> _Exercise prompt_:
Your answer should hold the data exactly as given, minus any picture.

> _Extracted data entries_:

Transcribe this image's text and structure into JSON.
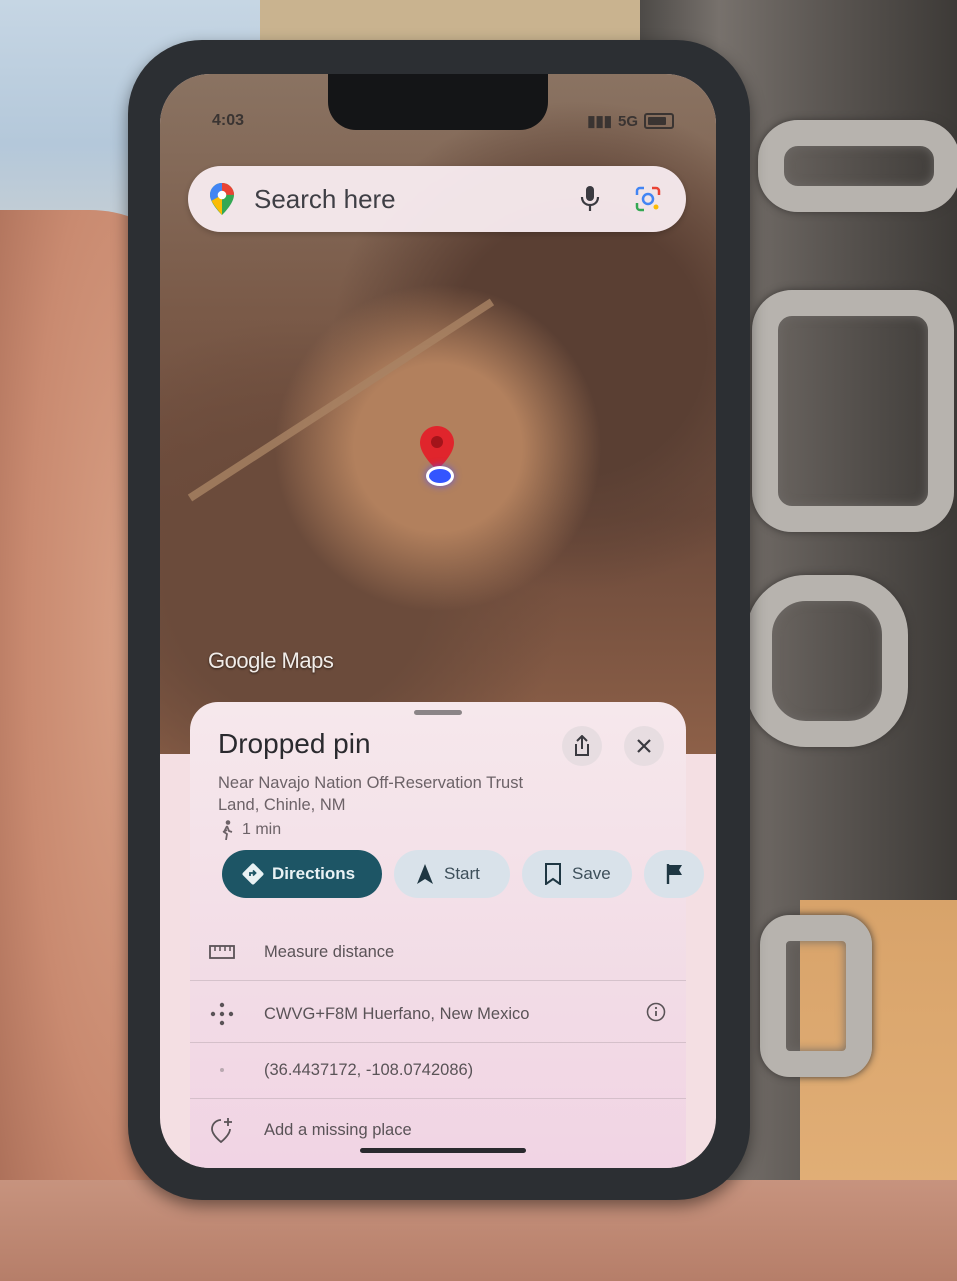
{
  "status_bar": {
    "time": "4:03",
    "network": "5G"
  },
  "search": {
    "placeholder": "Search here"
  },
  "map": {
    "watermark": "Google Maps"
  },
  "place": {
    "title": "Dropped pin",
    "address": "Near Navajo Nation Off-Reservation Trust Land, Chinle, NM",
    "walk_time": "1 min"
  },
  "actions": {
    "directions": "Directions",
    "start": "Start",
    "save": "Save"
  },
  "details": {
    "measure": "Measure distance",
    "plus_code": "CWVG+F8M Huerfano, New Mexico",
    "coordinates": "(36.4437172, -108.0742086)",
    "add_place": "Add a missing place"
  },
  "colors": {
    "directions_chip": "#1d5565",
    "chip": "#d9e2ea",
    "pin": "#e0252c",
    "location_dot": "#3355ff"
  }
}
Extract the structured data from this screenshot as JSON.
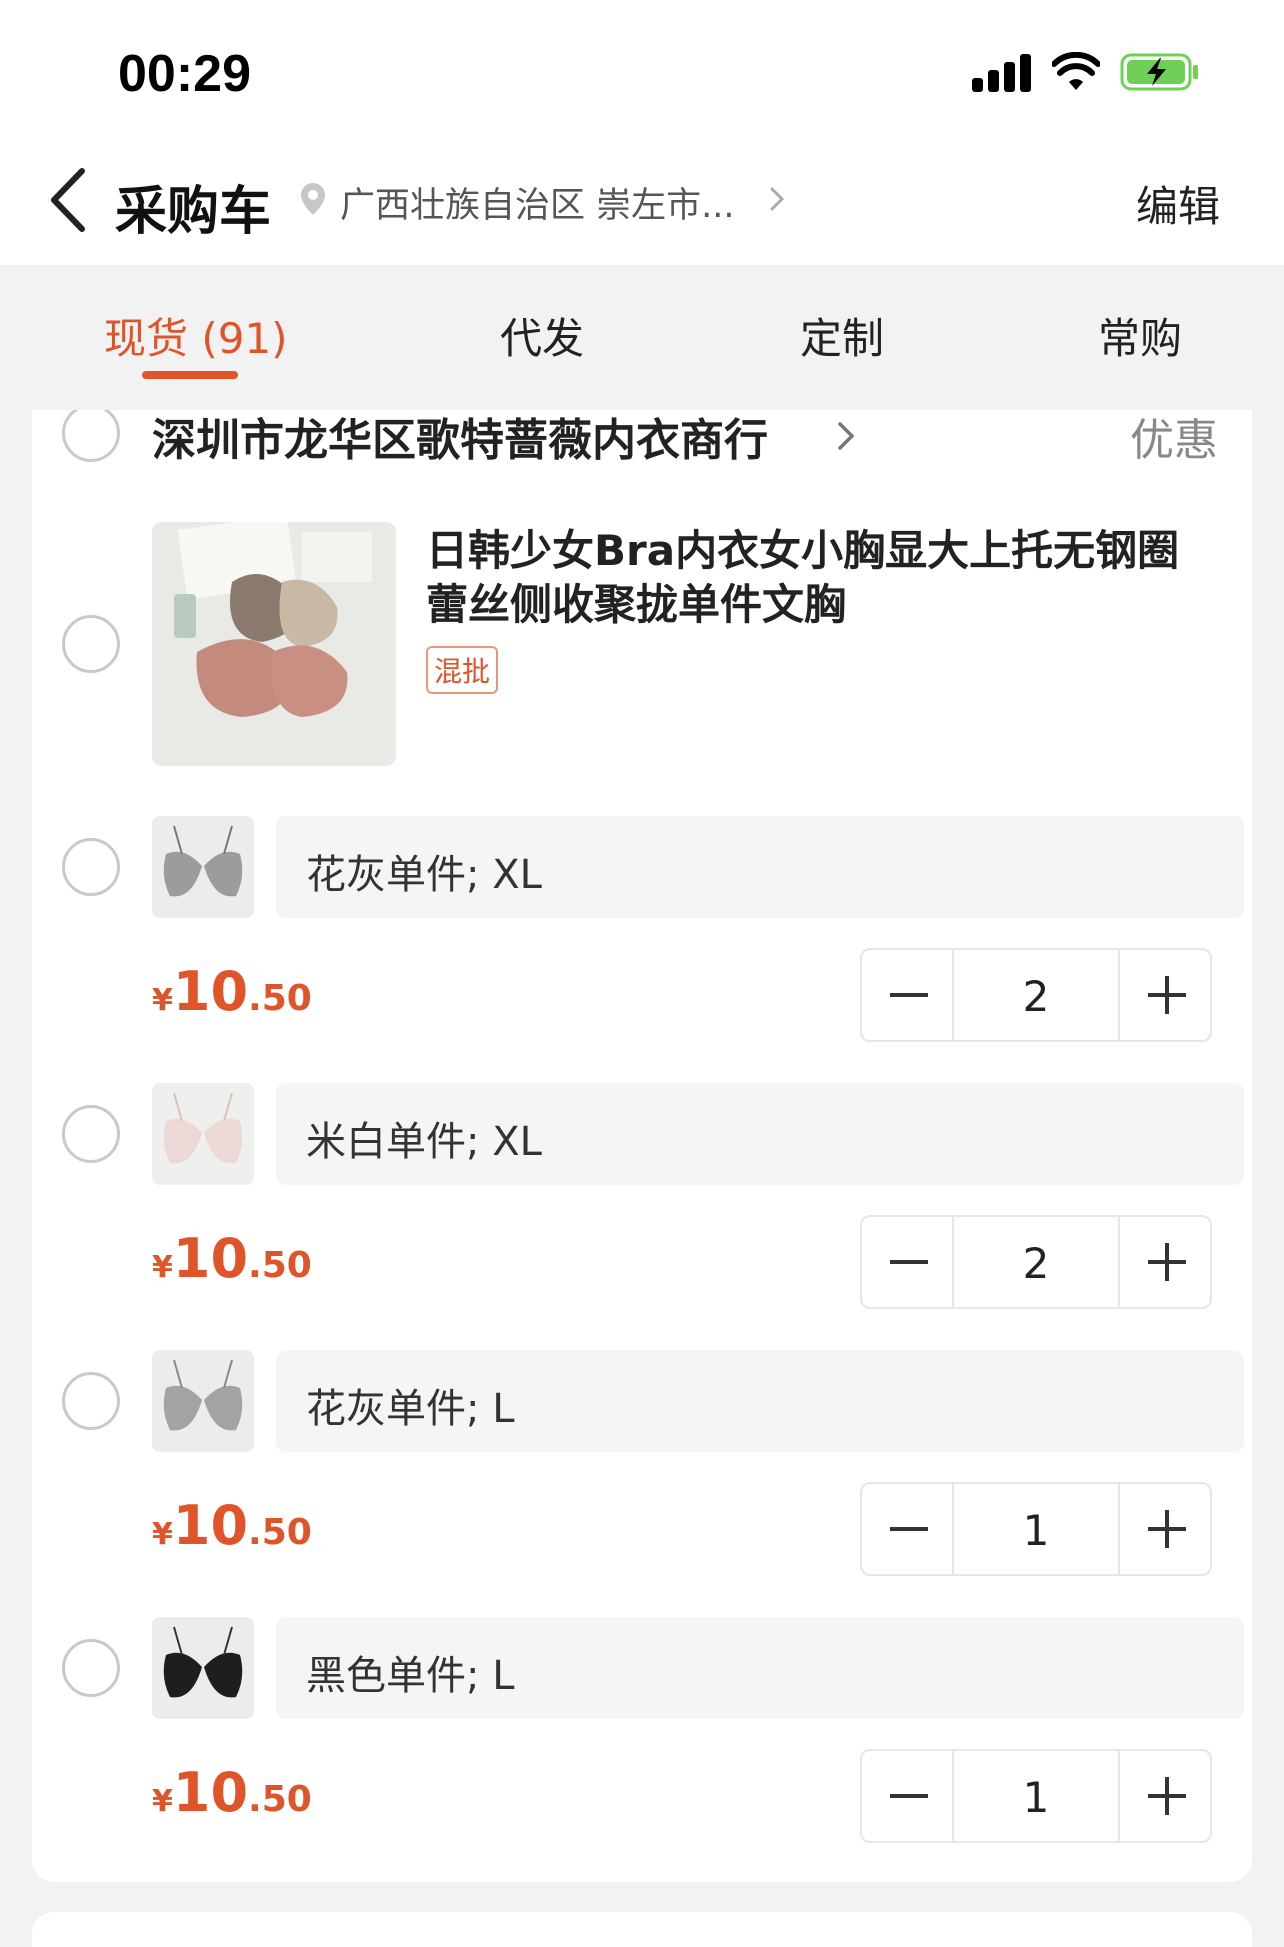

> _Answer below_:
Transcribe this image's text and structure into JSON.
{
  "status_bar": {
    "time": "4:03",
    "network": "5G"
  },
  "search": {
    "placeholder": "Search here"
  },
  "map": {
    "watermark": "Google Maps"
  },
  "place": {
    "title": "Dropped pin",
    "address": "Near Navajo Nation Off-Reservation Trust Land, Chinle, NM",
    "walk_time": "1 min"
  },
  "actions": {
    "directions": "Directions",
    "start": "Start",
    "save": "Save"
  },
  "details": {
    "measure": "Measure distance",
    "plus_code": "CWVG+F8M Huerfano, New Mexico",
    "coordinates": "(36.4437172, -108.0742086)",
    "add_place": "Add a missing place"
  },
  "colors": {
    "directions_chip": "#1d5565",
    "chip": "#d9e2ea",
    "pin": "#e0252c",
    "location_dot": "#3355ff"
  }
}
Extract the structured data from this screenshot as JSON.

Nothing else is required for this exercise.